Regret – Hitting Ignore
Listening to the soundtrack from the Broadway Musical Next to Normal probably wasn’t the smartest move ever. If you haven’t seen the show it’s rather emotionally draining. Don’t get me wrong though, it’s positively amazing and one of the best shows I have seen since moving to NYC in 2007. If you aren’t aware, the musical follows a woman (a mother and wife) who fights a mental disorder. It addresses bipolar disorder, death of loved ones, abuse of drugs, suicide, depression and the basic confusion in life and pain.
Every time I listen to the soundtrack my heart yearns for my phone to ring. Not just for anyone though, it makes me yearn to hear my grandmother’s voice. People come and go from our lives. It’s a fact of life, but some deaths leave lasting scars in our souls more than others. For me, the death of my grandmother still makes me ache inside when it comes to mind.
My family moved away from my grandma and grandpa when I was just five years old. None-the-less she played a huge part in my life, but like many, I took her for granted. My grandma wasn’t well in her later years. Physically she was fine, but mentally she had her demons. That last year of her life her calls became harder and harder to sit through. At least that’s how it felt at the time. Now I think I was just self-centered.
My grandmother, while surrounded by loved ones in California where she lived until she passed away, was lonely. When I close my eyes I picture her and it honestly breaks my heart.

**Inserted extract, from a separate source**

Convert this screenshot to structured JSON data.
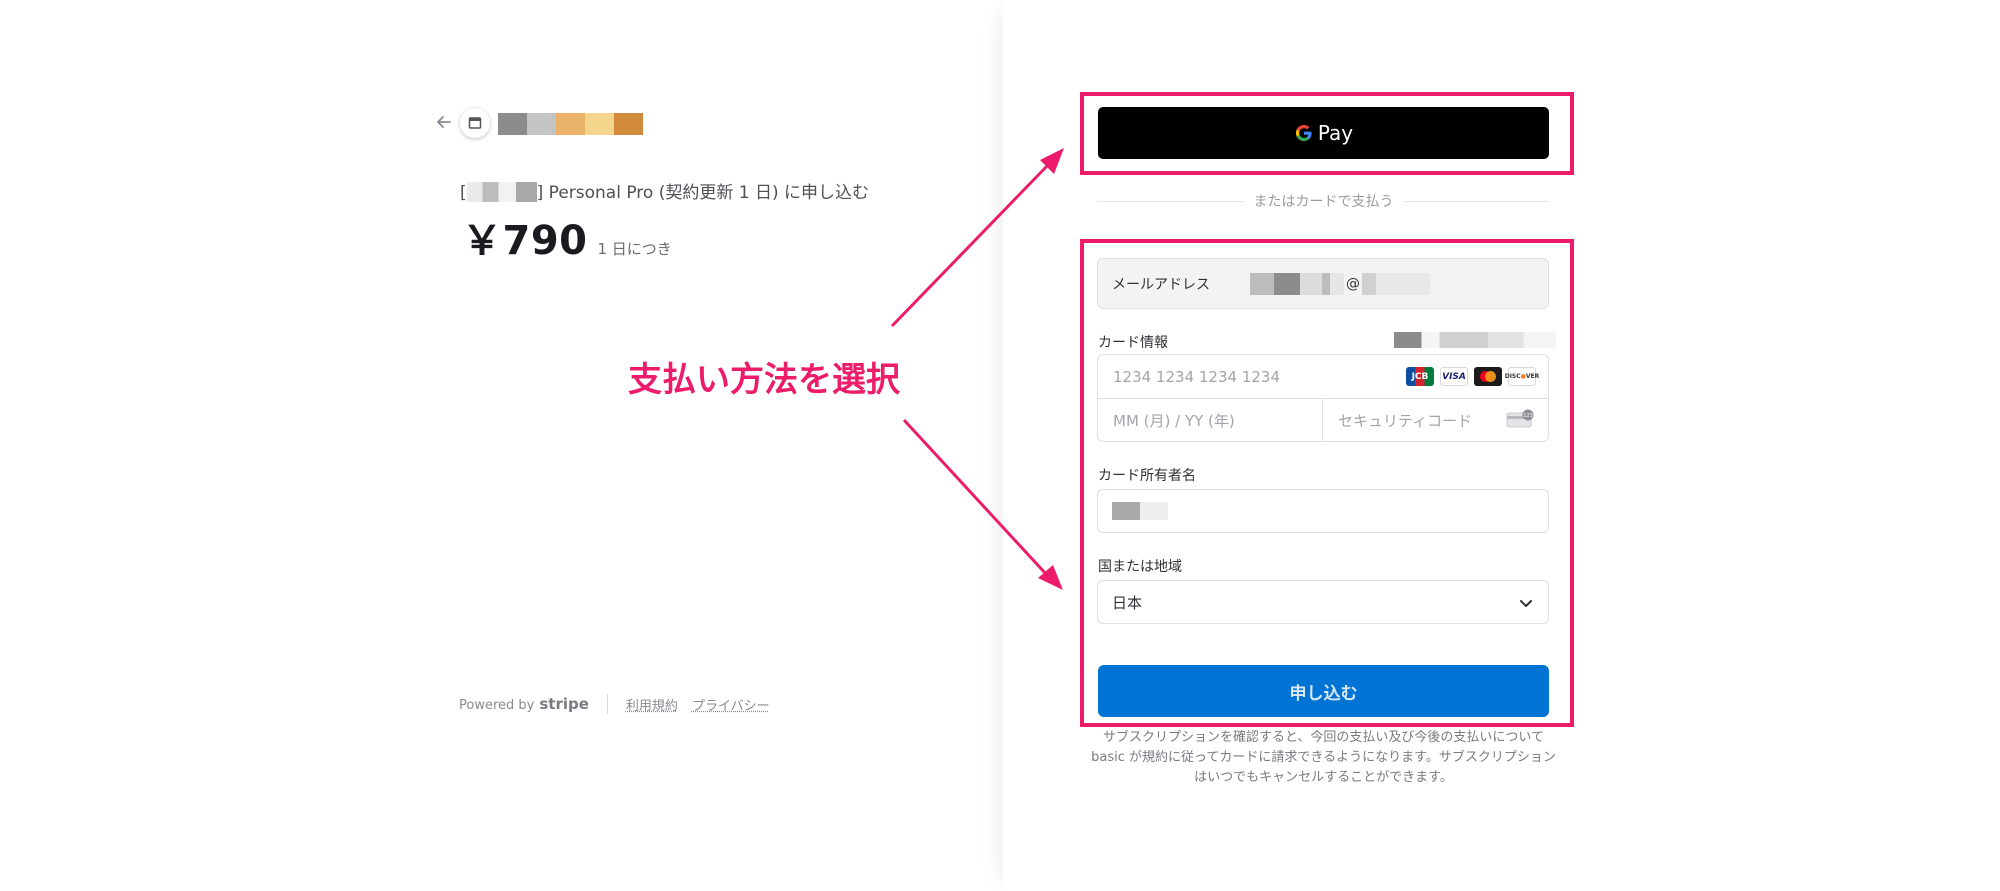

What I see is her sitting alone in my aunts family room on the corner of the couch. She has the phone pulled up to her side. Sitting there she picks it up. She calls my mom who may or may not answer. When she either doesn’t get an answer or finishes that call she hangs the phone up. She takes a long deep breath, typically through her nose, exhales and picks the phone up again. She dials my sister. Once again she will either get an answering machine and leave a message or have a chance to talk to my sister if she was available. When that call was over she would hang up the phone. She would sit there with the phone next to her, take a deep breath, exhale and pick the phone back up. She would then call me. This process would repeat until she attempted to call all of her children and grandchildren who did not, at the time, live in Los Angeles, CA.
The topic of conversation on these calls was anything and nothing. You see, she never had much of a reason for calling other than hearing our voices. Often times it was like pulling teeth to get her to talk. Grandma would sit in silence and just be happy to be on the phone. I assume that you can imagine at times these calls could get slightly easy to ignore here and there. Sadly we all did ignore them at times. That would allow us to build up topics to talk about or just to get to the things we felt were more pertinent than catching that specific daily call. You always knew she would call back tomorrow…
Until she didn’t.
The day before I got the call that my grandmother died I hit ignore when she attempted to reach me. I remember it so clearly. I was getting ready to go to happy hour and the phone rang. I had no time to get ready and still had to finish getting dressed. For a brief second I considered my options:
- I could answer the phone, but delay myself 15 – 20 additional minutes when I was already late, or
- I could hit ignore and speak to her tomorrow or the day after that.
As I said, I hit ignore. The next day will forever be a painful day in my memory.
I took the day off work because I was applying for a new apartment. I had to drop of applications and deposits at the leasing office and I figured since I didn’t know how long that would take I would just take a personal day. After taking care of the application process I went home to the apartment I wanted to move out of. I turned the TV on, I was obsessed with The View at the time, and let the women play in the background. From there I went to take a quick shower.
After the quick shower I wrapped myself in a towel and sat on the couch to watch the rest of The View. For whatever reason, I randomly picked up my phone, which was sitting on the arm of the oversized red couch I had at the time. On the screen I saw that I had missed three calls, all from my mother, and also had two text messages from my mother that read, “call me ASAP, it’s an emergency.”
I have to admit I can’t even write this without tears building up in my eyes.
I sat there in my towel on the red couch with The View playing in front of me, but muted, and called my mother right that second. Life felt like it stopped right when she opened her mouth. My grandma had choked on her lunch and suffocated.
I spent months seeing her in my dreams struggling to breathe and even more months blaming myself for her possibly having died knowing I ignored her call the night before. I knew it was not the case at all, but a part of me felt like she died lonely and partially because of me.
Now, years later, I know she didn’t think twice about my ignoring her call, but I will forever regret not taking it. Hitting ignore when a loved one calls is no longer an option for me. You never know when the call won’t be made again.
Damn you Next to Normal! These songs (particularly this mashup, while not the best singers in the world, is so fitting for the emotions I have when I think of my grandmother).